In addition to amending the Act, in the past six months, the Directorate of Reserve and Employer Support within Reserve and Youth Division has consolidated two of its functional areas – the Office of Reserve Support Protection and the Employer Support Payment Scheme into the Employer Support and Service Protection area.
The restructuring of the Directorate of Reserve and Employer Support also coincides with extended access to advice for ADF Reservists and employers through the 1800 DEFENCE call centre network, as discussed by Jane McAloon. A benefit of transferring this service through to the 1800 DEFENCE call centre is extended hours of advice and the ability to accurately collect data on phone enquiries. For example, between 15 April to 31 July:
• 84 calls were received regarding enquiries about Reserve Service Protection,
• 41 calls about Defence Reserves Support,
• 10 calls on Reserve policy, and
• 471 calls on the Employer Support Payment Scheme.

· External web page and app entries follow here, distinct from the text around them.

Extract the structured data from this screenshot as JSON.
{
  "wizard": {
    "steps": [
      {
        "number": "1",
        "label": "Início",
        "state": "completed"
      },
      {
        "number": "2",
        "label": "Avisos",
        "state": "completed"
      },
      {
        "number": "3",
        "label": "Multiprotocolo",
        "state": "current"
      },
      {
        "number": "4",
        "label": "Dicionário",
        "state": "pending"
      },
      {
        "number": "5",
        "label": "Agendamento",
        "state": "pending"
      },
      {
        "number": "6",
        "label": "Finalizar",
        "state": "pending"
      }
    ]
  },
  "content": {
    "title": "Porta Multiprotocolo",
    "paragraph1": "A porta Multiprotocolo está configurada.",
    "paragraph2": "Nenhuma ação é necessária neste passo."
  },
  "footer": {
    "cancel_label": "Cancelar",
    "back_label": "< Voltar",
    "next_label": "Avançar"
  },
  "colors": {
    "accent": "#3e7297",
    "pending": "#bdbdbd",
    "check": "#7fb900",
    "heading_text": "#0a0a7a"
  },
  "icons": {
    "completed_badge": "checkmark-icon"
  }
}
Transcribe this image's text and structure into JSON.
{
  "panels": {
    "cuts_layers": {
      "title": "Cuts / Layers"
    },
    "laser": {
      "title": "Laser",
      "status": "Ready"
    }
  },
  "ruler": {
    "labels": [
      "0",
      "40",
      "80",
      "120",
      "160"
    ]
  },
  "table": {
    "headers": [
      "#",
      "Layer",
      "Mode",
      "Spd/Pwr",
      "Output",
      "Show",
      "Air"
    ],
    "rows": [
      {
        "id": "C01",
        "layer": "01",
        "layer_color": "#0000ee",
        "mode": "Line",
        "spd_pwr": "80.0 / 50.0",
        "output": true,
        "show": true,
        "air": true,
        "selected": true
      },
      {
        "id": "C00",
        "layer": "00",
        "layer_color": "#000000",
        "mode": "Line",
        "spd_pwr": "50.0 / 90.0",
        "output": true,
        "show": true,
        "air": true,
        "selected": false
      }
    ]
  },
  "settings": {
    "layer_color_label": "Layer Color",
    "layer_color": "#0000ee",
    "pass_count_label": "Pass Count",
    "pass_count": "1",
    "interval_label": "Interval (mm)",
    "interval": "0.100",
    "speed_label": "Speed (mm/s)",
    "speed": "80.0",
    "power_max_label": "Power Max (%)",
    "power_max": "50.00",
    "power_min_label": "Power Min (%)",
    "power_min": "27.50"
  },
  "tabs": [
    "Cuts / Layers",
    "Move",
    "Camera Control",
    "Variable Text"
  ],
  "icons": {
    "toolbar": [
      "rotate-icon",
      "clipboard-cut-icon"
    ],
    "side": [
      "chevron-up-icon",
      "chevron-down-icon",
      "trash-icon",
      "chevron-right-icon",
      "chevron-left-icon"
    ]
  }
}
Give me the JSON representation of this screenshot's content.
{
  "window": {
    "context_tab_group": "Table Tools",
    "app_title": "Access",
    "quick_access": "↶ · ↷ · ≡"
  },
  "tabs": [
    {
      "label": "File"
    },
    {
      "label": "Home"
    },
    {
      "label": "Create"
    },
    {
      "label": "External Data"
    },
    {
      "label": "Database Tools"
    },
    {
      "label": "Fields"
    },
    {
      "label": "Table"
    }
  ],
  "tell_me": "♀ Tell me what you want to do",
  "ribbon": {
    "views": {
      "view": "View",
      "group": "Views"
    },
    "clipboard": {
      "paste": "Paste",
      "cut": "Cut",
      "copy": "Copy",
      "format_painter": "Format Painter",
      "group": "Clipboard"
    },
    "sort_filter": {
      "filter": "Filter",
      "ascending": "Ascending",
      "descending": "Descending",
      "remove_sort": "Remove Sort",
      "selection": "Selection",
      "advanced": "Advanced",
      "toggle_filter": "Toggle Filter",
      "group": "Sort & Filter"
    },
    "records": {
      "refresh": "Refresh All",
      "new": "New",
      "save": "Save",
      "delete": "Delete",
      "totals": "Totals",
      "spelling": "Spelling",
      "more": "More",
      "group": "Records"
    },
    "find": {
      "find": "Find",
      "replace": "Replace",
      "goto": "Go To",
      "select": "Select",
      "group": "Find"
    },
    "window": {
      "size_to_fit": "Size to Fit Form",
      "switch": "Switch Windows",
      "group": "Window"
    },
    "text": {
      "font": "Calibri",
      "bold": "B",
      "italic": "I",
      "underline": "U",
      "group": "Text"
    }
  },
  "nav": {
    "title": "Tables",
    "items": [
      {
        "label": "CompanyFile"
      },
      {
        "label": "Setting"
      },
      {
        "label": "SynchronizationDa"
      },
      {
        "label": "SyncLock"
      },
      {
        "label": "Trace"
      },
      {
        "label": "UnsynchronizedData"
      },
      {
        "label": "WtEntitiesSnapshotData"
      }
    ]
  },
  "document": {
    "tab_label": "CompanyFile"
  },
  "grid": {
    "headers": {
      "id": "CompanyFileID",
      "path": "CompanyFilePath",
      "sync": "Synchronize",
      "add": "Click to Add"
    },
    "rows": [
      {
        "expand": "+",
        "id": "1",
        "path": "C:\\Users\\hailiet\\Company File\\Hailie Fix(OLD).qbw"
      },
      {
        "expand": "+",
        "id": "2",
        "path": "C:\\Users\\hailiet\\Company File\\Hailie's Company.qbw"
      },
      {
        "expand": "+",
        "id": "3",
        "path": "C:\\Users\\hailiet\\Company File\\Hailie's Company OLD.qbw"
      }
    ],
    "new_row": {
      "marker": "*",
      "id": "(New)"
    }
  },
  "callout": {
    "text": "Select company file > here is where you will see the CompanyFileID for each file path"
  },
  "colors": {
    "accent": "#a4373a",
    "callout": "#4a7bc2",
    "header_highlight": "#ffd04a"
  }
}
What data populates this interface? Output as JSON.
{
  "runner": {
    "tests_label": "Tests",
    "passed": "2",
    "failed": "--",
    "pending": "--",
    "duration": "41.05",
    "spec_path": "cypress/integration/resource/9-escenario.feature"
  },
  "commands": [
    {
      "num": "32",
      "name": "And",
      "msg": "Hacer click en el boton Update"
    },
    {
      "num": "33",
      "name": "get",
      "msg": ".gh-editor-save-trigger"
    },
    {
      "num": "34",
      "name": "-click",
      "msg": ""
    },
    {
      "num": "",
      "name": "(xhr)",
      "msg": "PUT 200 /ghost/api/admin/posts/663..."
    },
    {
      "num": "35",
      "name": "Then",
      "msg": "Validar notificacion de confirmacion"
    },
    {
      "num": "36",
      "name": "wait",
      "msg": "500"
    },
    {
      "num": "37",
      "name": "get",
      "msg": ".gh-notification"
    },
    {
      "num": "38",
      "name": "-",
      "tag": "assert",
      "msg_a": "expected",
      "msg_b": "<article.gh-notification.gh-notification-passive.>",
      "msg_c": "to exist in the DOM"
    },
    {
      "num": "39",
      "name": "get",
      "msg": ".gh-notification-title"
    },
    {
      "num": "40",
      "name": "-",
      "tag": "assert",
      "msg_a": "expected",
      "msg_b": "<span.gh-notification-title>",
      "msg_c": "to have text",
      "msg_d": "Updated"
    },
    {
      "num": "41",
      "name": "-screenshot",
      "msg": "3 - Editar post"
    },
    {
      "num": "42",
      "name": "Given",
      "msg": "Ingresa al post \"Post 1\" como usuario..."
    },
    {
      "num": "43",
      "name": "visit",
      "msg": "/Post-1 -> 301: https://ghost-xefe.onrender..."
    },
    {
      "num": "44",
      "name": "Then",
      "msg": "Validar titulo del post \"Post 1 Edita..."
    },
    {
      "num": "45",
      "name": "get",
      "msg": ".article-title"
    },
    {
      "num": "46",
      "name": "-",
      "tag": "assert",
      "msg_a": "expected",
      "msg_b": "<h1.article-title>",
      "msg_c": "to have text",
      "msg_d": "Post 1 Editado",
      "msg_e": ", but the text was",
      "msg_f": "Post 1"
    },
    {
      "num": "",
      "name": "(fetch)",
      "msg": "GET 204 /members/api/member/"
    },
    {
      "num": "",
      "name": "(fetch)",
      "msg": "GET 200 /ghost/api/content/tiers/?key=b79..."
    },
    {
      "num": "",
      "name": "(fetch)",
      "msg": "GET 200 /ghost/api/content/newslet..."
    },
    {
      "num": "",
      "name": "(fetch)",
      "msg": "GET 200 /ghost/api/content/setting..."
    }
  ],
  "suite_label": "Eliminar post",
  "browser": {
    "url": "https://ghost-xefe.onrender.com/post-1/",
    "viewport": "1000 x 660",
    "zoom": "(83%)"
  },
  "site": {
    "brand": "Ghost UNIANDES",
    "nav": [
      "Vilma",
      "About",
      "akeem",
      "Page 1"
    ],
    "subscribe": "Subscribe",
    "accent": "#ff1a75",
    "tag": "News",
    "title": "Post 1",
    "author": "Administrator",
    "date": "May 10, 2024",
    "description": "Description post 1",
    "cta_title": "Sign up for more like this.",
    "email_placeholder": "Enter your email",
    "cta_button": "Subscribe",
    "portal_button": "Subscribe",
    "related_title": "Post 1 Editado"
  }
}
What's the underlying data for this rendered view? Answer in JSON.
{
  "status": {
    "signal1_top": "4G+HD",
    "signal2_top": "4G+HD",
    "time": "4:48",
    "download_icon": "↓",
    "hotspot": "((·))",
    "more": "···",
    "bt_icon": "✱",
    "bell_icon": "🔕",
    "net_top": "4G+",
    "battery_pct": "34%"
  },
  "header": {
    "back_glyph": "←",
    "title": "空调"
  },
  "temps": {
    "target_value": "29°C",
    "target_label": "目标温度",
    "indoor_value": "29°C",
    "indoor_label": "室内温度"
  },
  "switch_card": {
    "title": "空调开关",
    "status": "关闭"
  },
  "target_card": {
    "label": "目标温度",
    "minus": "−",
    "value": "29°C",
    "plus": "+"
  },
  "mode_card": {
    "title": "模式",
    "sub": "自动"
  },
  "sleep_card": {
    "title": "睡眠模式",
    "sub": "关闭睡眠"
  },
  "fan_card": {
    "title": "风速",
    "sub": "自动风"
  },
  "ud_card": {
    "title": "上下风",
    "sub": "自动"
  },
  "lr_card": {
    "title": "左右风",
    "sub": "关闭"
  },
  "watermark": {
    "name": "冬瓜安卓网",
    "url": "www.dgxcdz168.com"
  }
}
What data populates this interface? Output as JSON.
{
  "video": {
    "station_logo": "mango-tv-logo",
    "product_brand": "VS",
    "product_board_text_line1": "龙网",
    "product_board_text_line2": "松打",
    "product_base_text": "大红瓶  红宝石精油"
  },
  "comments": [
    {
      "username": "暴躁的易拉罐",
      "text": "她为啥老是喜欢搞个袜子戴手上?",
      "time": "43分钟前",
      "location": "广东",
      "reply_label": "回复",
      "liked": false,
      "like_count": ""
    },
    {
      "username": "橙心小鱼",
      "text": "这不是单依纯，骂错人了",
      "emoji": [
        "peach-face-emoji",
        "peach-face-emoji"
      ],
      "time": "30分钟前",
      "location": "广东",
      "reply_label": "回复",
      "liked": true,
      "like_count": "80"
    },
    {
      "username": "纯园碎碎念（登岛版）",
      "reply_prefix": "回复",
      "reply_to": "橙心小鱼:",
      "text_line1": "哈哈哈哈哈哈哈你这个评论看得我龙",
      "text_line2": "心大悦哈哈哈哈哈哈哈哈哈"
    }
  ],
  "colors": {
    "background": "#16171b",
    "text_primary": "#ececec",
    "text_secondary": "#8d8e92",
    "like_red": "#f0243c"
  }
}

Of note, the priority area for information being requested is on payments. I encourage you to share with your colleagues, units and staff that advice can be sought through the 1800 DEFENCE call centre.
Change in the traditional model of Reserve service
The traditional model of reserve service has changed. The total workforce model is evidence of this, with an improved means for members to transition more flexibly between service categories. This model is typically from the view of full-time members transitioning to be part-time members. However, means to transition part-time members to the full-time workforce are just as important. Youth engagement programs are an investment to our future workforce and can offer a logical progression for young Australians to move into the Department of Defence.
The Youth and Cadet Program
In past National Conferences there has been little discussion of the youth engagement that Defence does – and the benefits of increasing interest in a career in Defence. Youth programs matter to the Defence, and they are going to increase in importance as we need to find innovative ways to address our future workforce challenges.
In 2016, the Defence White Paper identified the Defence Work Experience Program as an effective attraction tool to increase diversity and STEM participation among young people. Over the past two financial years, our numbers have steadily increased from 2060 to 2291 participants in work experience activities. For this financial year, my team is working towards a national participation rate of 3000 students! Many of you know the ADF Cadets have a deep and rich history intertwined with community groups and school communities. What you may not know is how successful the ADF Cadets program is for our wider workforce.
• ADF Cadet applicants are at least two to three times more likely than non-cadet peers to attend an assessment day.
• Following assessment, ADF Cadets are more successful than their peers in Reserve Service enlistment.
o 33% of ADF Cadets assessed for Officer Entry to the reserve service enlist in the ADF
o 48% of ADF Cadets assessed for General Entry to the reserve service enlist in the ADF.
Therefore we will keep investing in the cadet programs and keep our other youth engagement program opportunities for young Australians. It is good for the Australian community and good for the ADF.
In closing, Defence is working to fully integrate the Total Workforce Model to improve Defence capability, and I thank the Defence Reserves Association for their efforts, over the past 50 years, to contribute to this outcome.